> **WORK TO BE COMPLETED**:
For the word "Hallo", copy every line of the material that includes it.

> **RECORDS FOR PROCESSING**:
■ ■ ■ ■

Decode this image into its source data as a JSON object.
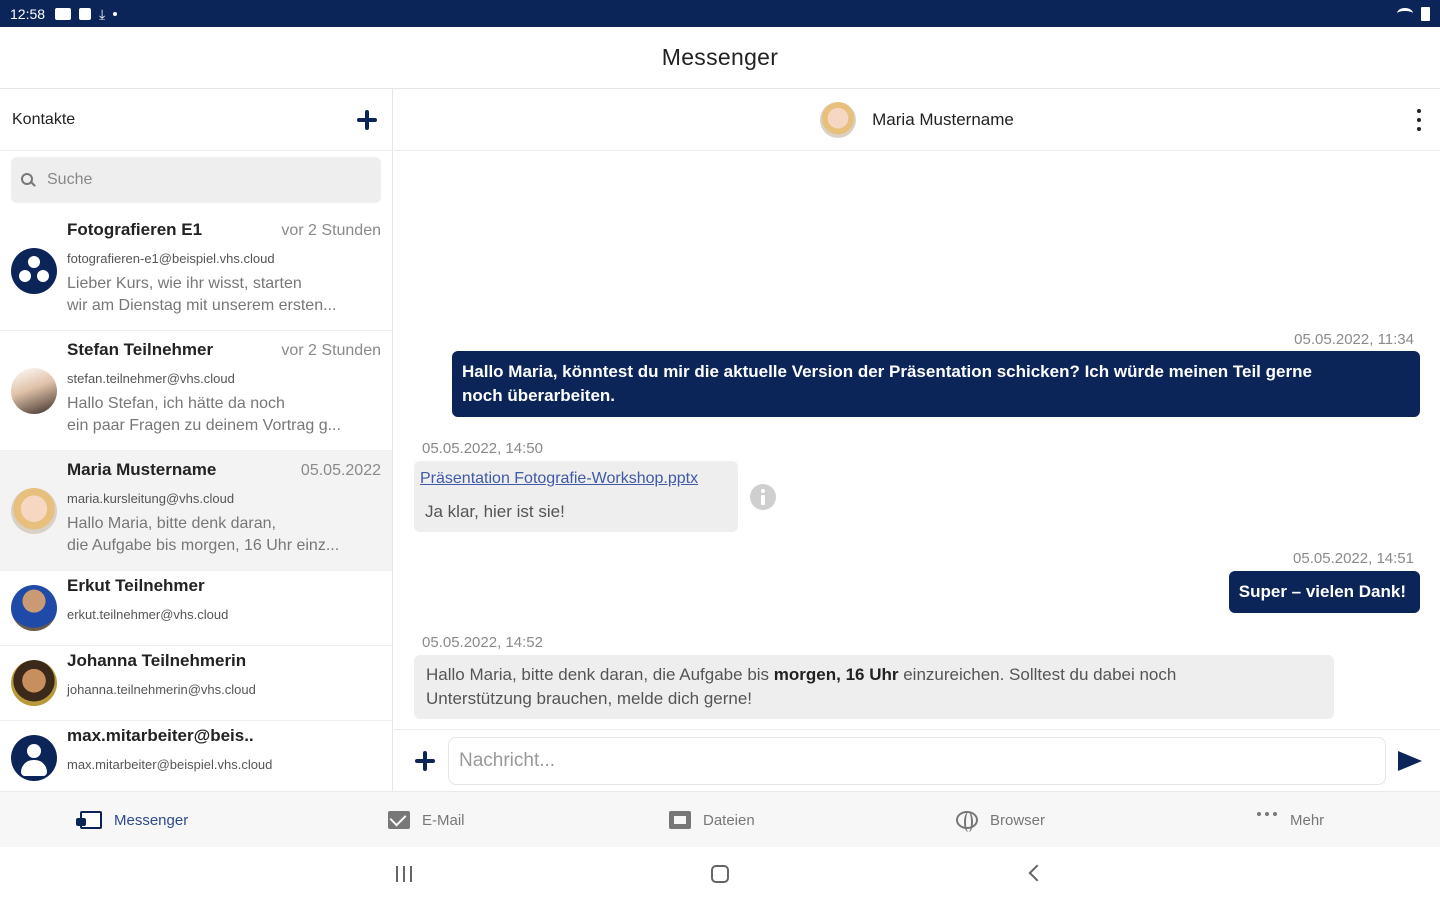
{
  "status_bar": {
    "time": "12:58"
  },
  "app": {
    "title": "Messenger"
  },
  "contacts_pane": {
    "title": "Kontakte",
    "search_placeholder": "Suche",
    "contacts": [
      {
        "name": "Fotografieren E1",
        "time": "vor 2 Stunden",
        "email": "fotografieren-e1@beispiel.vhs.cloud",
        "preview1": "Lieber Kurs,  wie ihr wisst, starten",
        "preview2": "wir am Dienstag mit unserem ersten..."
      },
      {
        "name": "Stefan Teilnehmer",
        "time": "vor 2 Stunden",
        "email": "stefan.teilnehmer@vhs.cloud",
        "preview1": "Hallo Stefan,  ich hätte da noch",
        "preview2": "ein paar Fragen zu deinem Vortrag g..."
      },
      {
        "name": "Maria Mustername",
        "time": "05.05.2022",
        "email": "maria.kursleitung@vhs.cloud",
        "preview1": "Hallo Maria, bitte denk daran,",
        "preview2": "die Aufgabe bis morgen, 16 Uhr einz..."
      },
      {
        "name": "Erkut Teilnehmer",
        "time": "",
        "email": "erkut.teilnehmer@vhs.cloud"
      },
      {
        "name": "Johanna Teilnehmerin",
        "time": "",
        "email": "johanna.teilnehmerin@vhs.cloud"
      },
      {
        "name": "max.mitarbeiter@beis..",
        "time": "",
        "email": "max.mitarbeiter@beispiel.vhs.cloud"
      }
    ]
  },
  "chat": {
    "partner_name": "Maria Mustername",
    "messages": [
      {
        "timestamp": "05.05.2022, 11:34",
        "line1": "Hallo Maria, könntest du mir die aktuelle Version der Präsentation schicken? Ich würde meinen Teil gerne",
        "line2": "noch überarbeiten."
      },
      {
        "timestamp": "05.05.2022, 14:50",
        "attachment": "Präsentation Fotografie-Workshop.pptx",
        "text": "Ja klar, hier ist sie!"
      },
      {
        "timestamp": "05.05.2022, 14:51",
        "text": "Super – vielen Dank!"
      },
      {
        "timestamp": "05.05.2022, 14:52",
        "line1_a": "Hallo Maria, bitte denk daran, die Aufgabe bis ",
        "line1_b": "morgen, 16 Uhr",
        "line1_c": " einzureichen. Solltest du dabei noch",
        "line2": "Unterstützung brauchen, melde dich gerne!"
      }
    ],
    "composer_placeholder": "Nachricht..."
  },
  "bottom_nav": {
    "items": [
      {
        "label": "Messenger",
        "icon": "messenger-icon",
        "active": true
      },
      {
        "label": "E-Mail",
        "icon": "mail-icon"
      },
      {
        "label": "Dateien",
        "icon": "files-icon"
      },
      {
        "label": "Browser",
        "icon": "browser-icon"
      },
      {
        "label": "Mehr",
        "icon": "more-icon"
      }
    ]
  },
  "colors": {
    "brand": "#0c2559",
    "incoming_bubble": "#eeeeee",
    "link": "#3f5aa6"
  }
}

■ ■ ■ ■

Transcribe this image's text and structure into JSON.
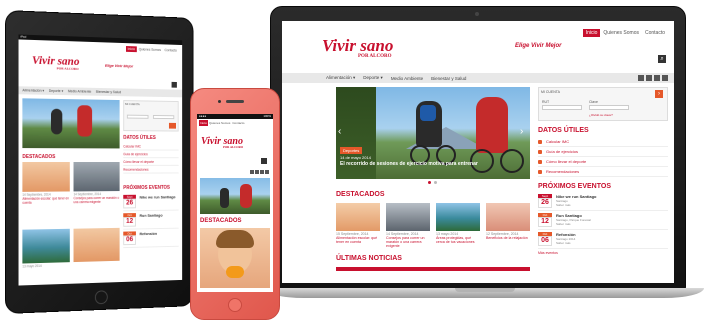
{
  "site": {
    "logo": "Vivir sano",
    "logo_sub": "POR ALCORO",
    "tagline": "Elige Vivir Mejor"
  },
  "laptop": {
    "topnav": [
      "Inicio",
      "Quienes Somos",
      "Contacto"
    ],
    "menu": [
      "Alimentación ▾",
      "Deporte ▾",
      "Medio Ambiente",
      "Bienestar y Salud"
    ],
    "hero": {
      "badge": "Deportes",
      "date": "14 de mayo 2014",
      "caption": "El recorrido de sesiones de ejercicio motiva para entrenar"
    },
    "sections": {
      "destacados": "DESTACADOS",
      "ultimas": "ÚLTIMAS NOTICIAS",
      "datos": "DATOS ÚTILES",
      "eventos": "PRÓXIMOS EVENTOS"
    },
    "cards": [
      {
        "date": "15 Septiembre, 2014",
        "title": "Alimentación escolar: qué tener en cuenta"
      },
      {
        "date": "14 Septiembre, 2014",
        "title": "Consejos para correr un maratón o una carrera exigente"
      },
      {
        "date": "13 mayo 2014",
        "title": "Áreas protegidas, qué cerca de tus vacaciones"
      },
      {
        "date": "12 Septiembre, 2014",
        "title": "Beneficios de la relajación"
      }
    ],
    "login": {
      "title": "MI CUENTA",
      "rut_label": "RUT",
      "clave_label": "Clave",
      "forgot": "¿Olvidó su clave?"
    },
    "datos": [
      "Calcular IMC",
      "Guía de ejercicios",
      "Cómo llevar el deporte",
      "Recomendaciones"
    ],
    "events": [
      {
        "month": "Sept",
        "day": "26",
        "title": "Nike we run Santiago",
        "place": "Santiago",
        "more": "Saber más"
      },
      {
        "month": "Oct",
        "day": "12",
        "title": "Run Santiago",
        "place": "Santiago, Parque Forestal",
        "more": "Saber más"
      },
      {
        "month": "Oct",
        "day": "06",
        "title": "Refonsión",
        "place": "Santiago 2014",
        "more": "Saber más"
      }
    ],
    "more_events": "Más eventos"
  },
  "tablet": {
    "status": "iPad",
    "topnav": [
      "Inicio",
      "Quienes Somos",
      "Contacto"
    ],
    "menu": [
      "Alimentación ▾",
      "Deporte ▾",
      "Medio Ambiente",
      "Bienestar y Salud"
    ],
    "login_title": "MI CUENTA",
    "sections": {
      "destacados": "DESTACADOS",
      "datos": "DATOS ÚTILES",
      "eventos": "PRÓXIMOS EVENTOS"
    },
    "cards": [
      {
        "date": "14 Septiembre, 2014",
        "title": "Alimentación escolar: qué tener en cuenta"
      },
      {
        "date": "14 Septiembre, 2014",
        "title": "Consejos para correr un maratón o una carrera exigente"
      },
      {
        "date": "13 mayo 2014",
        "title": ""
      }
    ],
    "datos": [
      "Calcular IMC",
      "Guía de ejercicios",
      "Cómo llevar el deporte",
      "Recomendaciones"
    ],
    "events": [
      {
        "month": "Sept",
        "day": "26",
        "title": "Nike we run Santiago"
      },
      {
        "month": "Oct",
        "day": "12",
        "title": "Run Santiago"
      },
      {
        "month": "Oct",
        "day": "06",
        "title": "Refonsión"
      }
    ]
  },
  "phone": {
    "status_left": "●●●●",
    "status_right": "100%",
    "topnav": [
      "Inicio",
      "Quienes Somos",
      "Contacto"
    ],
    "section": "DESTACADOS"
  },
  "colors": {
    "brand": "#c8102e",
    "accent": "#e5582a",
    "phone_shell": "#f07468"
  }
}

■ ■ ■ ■

> **SOLUTION**:
        "preview1": "Hallo Stefan,  ich hätte da noch",
        "preview1": "Hallo Maria, bitte denk daran,",
        "line1": "Hallo Maria, könntest du mir die aktuelle Version der Präsentation schicken? Ich würde meinen Teil gerne",
        "line1_a": "Hallo Maria, bitte denk daran, die Aufgabe bis ",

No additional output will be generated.